Recently passed legislation will give many Victorian public sector staff the ability to bargain on a broader range of matters, including job security.
It resolves a legal issue that meant enterprise bargaining agreements at some organisations were restricted in what they could cover, while others enjoyed broader rights. This was due to a misalignment of how state and federal law applied to different types of organisations.
The Fair Work (Commonwealth Powers) Amendment Bill 2018 passed the state’s upper house on Monday, which will iron out these problems.
Now, more than 130,000 VPS employees, including departmental staff — which includes teachers, transport planners, prison staff and legal aid workers — will be able to negotiate about things like staffing levels, how staff are engaged and the promotion of secure employment.
If included in a future agreement, this would give unions and workers more power to argue regular casual employees should be converted to more secure work, for example.
Many public sector employees already enjoyed this right, which applied to what are known in legalese as constitutional corporations, including some public sector organisations. This legal disparity resulted from a 2015 Federal Court decision, but the issue has been 25 years in the making, ever since then-premier Jeff Kennett referred some of Victoria’s industrial relations powers to the Commonwealth in 1996.

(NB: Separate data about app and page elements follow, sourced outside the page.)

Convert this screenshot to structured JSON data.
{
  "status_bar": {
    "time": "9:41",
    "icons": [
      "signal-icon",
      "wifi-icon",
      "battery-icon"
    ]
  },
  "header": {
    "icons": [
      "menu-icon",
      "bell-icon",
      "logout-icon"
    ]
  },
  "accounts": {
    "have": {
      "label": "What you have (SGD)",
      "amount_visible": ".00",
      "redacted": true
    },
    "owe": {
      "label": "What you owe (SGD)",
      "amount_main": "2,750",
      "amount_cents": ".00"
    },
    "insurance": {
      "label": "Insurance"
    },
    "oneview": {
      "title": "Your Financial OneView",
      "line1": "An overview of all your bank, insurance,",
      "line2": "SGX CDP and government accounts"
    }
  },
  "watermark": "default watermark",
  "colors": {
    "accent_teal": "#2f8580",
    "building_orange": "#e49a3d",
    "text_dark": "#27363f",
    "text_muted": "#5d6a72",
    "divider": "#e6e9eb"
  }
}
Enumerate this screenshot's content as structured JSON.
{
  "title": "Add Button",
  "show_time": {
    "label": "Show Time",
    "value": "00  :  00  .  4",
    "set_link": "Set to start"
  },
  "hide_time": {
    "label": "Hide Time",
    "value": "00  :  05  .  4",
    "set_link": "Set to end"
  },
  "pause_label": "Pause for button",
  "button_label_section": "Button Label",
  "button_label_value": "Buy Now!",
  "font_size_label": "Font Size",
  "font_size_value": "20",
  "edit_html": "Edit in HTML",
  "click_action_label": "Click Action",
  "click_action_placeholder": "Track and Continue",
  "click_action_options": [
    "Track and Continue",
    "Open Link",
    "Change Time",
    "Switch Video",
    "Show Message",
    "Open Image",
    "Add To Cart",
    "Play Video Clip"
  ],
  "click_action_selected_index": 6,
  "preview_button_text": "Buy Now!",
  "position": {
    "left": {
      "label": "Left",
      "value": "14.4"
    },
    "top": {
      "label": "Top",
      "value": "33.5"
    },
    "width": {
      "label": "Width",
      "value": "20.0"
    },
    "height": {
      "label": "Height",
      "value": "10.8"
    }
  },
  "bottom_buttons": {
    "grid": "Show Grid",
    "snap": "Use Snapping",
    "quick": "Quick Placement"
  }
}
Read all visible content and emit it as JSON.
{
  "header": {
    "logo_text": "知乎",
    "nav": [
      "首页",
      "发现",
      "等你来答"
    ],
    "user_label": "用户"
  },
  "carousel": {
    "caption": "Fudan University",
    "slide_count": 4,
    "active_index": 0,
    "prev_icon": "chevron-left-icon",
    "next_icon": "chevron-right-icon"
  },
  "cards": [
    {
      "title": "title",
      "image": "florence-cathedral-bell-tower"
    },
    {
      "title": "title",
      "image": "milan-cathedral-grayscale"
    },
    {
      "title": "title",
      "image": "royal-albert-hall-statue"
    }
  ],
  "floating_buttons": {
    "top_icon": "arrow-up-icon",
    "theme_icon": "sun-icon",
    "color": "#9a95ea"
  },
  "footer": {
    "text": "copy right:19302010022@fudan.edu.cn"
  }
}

The amendments will not change enterprise agreements that have already been concluded within the public sector.
The bill does not mean these clauses can be imposed on public sector employers. They extend the right to include them, and will only be included where the parties agree.
Sworn police are excluded from the changes.
The Community and Public Sector Union is certainly happy with the result, with Victorian Branch Secretary Karen Batt tweeting: “All VIC workers, public and private, now equal again.”